----- DATA SHOWN

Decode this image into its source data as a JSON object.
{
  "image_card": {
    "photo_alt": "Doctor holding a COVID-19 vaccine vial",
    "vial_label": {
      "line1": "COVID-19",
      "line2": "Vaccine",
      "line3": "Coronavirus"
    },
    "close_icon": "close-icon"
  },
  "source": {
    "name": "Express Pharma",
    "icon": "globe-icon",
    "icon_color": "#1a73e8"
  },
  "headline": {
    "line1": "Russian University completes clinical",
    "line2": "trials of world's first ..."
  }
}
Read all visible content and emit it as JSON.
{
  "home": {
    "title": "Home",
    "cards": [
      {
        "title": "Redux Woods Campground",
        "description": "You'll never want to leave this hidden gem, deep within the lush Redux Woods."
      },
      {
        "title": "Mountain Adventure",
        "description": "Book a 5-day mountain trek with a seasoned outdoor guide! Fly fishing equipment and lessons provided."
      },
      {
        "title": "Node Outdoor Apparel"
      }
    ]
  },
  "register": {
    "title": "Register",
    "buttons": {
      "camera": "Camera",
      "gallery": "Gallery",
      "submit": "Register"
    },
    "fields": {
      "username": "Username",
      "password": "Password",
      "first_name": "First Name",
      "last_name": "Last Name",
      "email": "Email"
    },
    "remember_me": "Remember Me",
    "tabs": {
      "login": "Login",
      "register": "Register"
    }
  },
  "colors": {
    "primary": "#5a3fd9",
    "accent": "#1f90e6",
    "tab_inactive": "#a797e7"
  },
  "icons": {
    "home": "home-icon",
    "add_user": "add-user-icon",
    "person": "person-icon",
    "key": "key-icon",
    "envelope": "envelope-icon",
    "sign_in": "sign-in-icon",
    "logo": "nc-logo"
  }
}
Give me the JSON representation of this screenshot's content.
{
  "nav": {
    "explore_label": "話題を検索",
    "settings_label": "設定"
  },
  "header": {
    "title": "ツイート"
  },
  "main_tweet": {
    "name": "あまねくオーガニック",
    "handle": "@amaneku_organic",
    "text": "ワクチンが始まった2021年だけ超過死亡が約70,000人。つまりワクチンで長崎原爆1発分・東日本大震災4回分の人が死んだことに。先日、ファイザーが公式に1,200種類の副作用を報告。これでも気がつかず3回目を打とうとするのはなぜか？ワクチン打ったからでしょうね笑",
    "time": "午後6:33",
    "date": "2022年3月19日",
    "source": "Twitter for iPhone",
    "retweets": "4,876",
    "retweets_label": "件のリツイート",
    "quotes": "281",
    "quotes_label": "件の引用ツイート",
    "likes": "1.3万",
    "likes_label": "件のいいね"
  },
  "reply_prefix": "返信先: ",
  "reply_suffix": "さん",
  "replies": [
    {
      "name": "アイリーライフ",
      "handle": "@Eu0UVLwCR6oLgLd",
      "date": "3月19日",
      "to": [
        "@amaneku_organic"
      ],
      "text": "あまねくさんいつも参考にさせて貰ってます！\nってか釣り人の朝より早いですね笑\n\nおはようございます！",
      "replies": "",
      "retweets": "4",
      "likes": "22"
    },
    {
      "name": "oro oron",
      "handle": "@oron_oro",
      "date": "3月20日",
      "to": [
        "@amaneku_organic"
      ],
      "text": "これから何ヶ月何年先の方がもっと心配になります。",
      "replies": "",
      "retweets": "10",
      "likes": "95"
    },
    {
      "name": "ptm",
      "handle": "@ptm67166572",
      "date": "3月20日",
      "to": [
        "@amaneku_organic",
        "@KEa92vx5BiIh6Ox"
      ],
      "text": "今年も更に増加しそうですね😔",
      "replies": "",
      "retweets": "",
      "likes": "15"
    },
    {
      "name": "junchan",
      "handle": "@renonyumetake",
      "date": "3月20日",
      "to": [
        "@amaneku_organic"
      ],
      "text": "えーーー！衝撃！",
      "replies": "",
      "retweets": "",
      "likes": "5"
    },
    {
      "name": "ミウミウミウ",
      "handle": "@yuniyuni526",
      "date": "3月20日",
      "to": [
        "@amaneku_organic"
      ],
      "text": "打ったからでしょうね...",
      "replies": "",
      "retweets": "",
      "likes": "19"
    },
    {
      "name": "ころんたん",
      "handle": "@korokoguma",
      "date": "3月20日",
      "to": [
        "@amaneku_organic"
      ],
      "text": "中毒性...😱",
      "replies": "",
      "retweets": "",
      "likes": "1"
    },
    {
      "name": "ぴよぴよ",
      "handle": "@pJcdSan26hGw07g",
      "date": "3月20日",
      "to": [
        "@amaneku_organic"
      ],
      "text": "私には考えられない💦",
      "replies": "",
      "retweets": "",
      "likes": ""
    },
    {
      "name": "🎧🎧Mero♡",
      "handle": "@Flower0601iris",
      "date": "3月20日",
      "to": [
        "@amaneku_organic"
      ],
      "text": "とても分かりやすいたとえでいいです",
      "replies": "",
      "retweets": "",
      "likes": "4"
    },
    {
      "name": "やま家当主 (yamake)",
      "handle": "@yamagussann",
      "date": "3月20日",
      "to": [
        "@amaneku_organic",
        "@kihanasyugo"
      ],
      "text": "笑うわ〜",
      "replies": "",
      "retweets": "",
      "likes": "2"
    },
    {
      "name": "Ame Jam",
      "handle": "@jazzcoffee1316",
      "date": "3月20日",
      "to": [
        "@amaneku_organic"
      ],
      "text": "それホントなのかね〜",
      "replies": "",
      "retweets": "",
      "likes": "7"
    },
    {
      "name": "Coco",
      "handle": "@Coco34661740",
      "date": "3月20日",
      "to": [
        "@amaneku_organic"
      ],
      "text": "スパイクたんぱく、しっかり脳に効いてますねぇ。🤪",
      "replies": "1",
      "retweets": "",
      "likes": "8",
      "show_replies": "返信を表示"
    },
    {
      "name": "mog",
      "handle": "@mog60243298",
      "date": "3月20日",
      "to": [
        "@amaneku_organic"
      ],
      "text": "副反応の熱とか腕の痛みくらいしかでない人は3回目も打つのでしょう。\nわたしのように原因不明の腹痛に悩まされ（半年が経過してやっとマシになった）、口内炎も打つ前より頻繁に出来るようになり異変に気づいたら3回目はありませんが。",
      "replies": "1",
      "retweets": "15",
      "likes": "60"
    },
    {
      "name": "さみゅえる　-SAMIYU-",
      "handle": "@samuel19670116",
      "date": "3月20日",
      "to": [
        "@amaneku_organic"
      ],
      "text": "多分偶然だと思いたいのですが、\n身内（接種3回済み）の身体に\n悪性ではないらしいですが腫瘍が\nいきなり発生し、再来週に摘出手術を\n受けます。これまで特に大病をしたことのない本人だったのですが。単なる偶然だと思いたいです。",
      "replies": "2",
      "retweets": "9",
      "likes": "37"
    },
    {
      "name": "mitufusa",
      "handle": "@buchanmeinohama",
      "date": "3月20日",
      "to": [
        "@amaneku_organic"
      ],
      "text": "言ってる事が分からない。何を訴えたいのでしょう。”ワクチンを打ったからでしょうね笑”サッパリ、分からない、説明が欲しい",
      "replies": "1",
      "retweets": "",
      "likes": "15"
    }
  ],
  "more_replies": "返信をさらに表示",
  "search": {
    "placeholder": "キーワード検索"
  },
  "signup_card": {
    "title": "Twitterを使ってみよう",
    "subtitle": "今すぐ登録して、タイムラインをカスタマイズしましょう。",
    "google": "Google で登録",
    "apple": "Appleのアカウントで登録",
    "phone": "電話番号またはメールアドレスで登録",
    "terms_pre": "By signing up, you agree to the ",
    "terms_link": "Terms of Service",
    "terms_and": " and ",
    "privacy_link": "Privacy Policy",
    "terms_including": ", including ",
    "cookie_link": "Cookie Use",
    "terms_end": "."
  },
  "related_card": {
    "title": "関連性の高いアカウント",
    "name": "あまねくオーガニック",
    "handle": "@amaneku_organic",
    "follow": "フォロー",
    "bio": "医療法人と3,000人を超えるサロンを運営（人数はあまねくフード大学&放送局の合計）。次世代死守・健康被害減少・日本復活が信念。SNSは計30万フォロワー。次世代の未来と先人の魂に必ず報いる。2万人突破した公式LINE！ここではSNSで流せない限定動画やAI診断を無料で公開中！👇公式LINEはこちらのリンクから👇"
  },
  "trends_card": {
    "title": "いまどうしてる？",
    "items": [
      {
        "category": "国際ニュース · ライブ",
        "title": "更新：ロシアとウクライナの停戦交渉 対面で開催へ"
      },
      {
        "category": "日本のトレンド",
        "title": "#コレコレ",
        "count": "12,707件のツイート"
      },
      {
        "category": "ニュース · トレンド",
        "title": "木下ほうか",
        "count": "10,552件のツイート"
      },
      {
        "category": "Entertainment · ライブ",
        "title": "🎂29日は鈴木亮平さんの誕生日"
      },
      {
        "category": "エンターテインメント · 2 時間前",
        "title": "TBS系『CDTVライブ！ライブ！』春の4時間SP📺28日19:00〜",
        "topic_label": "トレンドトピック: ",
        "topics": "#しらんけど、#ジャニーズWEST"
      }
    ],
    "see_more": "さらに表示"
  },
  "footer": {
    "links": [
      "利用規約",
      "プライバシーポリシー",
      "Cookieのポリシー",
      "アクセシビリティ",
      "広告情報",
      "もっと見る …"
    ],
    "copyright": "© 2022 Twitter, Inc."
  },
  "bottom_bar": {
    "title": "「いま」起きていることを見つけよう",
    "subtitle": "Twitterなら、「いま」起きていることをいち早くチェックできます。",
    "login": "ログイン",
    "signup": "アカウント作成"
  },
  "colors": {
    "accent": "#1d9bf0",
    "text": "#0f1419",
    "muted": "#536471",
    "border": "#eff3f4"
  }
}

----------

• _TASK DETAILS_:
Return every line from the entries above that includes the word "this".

• _RESPONSE_:
Decode this image into its source data as a JSON object.
        "description": "You'll never want to leave this hidden gem, deep within the lush Redux Woods."
Give me the JSON representation of this screenshot's content.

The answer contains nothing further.